The Chartered Institute of Logistics and Transport (CILT) has warmly welcomed the Prime Minister’s confirmation that HS2 is to go ahead in full. This was in line with CILT’s advice to the Prime Minister that, in its professional judgement, HS2 is essential to tackling systemic congestion in the UK transport system.
The Institute is also satisfied to hear of the announcement of investment in bus services, cycling routes and regional rail schemes.
While welcoming the announcements on transport services and infrastructure, CILT urges the Prime Minister to ensure that, in parallel with HS2 Phase 1 and in advance of HS2 Phase 2b and HS3/NPR works, investment is also committed to improve the number and size of trains that can operate on existing routes, particularly Trans Pennine.

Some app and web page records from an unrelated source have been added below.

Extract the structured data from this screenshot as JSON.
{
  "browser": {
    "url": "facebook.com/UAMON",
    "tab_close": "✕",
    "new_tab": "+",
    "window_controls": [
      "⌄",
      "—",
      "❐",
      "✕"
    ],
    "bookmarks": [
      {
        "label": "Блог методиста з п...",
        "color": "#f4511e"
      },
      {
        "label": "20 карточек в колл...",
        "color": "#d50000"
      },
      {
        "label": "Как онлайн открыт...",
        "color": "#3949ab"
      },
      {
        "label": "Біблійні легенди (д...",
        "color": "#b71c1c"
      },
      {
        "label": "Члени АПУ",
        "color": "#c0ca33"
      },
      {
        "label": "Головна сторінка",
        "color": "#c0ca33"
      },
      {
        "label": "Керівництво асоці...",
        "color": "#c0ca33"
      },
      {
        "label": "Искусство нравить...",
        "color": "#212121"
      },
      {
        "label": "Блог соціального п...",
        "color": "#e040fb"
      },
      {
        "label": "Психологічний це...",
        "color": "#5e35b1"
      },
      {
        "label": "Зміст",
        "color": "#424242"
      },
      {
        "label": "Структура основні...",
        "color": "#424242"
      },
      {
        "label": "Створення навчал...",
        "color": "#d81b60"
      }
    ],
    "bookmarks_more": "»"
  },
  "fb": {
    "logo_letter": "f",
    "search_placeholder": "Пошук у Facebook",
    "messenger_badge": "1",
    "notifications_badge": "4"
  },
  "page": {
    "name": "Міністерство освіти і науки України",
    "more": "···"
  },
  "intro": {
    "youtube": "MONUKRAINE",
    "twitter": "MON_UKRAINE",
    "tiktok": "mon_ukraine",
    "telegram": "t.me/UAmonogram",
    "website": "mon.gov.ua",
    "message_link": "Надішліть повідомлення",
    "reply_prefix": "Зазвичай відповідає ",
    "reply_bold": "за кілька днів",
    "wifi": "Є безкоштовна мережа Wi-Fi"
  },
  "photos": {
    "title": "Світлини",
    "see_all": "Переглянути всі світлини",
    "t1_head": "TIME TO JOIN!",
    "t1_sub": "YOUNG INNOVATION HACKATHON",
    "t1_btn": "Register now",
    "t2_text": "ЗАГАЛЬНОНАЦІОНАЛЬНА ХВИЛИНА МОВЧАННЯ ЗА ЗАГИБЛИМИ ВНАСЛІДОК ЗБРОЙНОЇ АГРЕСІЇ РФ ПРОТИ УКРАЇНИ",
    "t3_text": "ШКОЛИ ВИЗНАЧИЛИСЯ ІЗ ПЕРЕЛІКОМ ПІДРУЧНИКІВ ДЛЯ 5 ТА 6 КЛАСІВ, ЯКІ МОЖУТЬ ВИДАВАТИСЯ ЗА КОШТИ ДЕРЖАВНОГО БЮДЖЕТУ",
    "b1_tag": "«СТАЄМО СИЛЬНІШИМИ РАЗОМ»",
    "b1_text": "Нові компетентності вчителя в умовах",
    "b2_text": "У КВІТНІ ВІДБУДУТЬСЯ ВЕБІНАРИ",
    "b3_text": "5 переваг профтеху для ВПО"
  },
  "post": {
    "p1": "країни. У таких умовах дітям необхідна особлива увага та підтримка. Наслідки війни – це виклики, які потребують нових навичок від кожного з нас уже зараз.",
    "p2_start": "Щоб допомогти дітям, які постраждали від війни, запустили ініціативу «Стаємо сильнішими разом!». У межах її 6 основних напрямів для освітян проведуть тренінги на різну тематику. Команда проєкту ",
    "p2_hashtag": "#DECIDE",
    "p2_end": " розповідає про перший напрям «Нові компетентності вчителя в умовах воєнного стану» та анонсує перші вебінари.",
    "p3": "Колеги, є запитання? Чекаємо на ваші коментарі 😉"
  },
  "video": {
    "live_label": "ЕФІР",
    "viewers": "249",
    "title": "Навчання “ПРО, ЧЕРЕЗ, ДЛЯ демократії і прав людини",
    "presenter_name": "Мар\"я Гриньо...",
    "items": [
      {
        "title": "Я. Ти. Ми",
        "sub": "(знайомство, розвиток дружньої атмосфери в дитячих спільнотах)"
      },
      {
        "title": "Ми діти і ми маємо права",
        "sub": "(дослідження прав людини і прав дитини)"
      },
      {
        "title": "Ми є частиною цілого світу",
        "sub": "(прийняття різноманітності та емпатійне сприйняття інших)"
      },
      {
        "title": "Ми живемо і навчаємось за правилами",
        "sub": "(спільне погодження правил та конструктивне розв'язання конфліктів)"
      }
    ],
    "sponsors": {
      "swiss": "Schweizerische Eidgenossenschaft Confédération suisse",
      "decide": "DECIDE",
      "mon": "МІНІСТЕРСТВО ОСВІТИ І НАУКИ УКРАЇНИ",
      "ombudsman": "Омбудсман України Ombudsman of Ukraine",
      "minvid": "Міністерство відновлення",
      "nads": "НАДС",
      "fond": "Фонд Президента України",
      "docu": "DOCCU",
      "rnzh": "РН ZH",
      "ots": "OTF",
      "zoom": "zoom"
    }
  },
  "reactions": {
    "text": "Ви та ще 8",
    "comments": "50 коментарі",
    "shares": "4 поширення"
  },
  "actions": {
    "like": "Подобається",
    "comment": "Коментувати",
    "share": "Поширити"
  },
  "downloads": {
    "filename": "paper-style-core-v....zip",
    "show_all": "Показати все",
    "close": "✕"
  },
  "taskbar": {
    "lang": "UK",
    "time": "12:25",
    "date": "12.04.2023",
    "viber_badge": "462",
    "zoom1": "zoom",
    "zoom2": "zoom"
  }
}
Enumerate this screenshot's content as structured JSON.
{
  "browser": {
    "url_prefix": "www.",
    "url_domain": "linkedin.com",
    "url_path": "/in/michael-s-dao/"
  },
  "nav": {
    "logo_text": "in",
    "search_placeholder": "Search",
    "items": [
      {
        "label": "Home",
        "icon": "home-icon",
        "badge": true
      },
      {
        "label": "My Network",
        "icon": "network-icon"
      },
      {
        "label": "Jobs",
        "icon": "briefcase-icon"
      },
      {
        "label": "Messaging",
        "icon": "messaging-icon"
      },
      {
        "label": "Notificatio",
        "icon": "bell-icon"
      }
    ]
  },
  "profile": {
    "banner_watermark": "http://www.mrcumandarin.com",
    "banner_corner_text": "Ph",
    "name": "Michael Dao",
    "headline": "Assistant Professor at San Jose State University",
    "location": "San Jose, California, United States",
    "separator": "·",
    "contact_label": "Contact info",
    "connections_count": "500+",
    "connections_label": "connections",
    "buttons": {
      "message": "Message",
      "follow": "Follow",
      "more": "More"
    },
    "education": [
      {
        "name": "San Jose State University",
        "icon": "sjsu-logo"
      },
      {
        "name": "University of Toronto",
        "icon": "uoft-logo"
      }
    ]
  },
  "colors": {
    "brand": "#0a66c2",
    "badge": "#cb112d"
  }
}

In addition, government should formally safeguard a significant proportion of the released capacity on Trans Pennine and the north-south routes for rail freight growth, as part of its commitment to modal shift and the achievement of Net Zero by 2050.
The Institute is pleased that HS2 Phases 1 and 2a have been given the immediate go-ahead, with approval in principle for Phase 2b. It agrees that there should be a further review of Phase 2b to ensure that it is built to the optimum configuration and in the most efficient manner. It is crucial that Phase 2b links with HS3/Northern Powerhouse Rail to provide a coherent, fast, high capacity route across the north.
While HS2 Phases 1 and 2a will relieve congestion on the West Coast Main Line, CILT reminds government that Phase 2b will be vital in relieving the Midland and East Coast Main Lines. The Institute is aware that, while many more people would benefit from released capacity on existing routes rather than from HS2/HS3, none of this can occur without construction of the new infrastructure.
CILT understands that it may take up to 20 years for the full benefit of the new lines to be realised and it is essential that existing routes continue to be enhanced to provide a better service to passengers in the meantime. This is particularly important for those routes which have little interaction with HS2.
The benefits of HS2 are even greater for freight. Britain’s manufacturers, retailers and ports are keen to move more of their goods by rail. This will accelerate as the implications of achieving Net Zero carbon by 2050 become clearer.
The Institute’s belief is that electric trains carrying goods on the trunk haul, linking with electric-lorries for final delivery to customers in towns and cities, offers an attractive option for near-full decarbonisation of the supply chain once goods reach the UK.
Well ahead of 2050, more capacity for freight is needed on our north-south main lines as well as on east-west routes and particularly Trans Pennine.
The M62 is one of the busiest HGV corridors in the country but it is very difficult to move containers arriving at northern ports across the Pennines by rail due to capacity and height restrictions. UK ports and their customers are keen to divert containers off of the M62 and onto the railways, but are currently unable to do so in significant numbers because of increasing infrastructure constraints.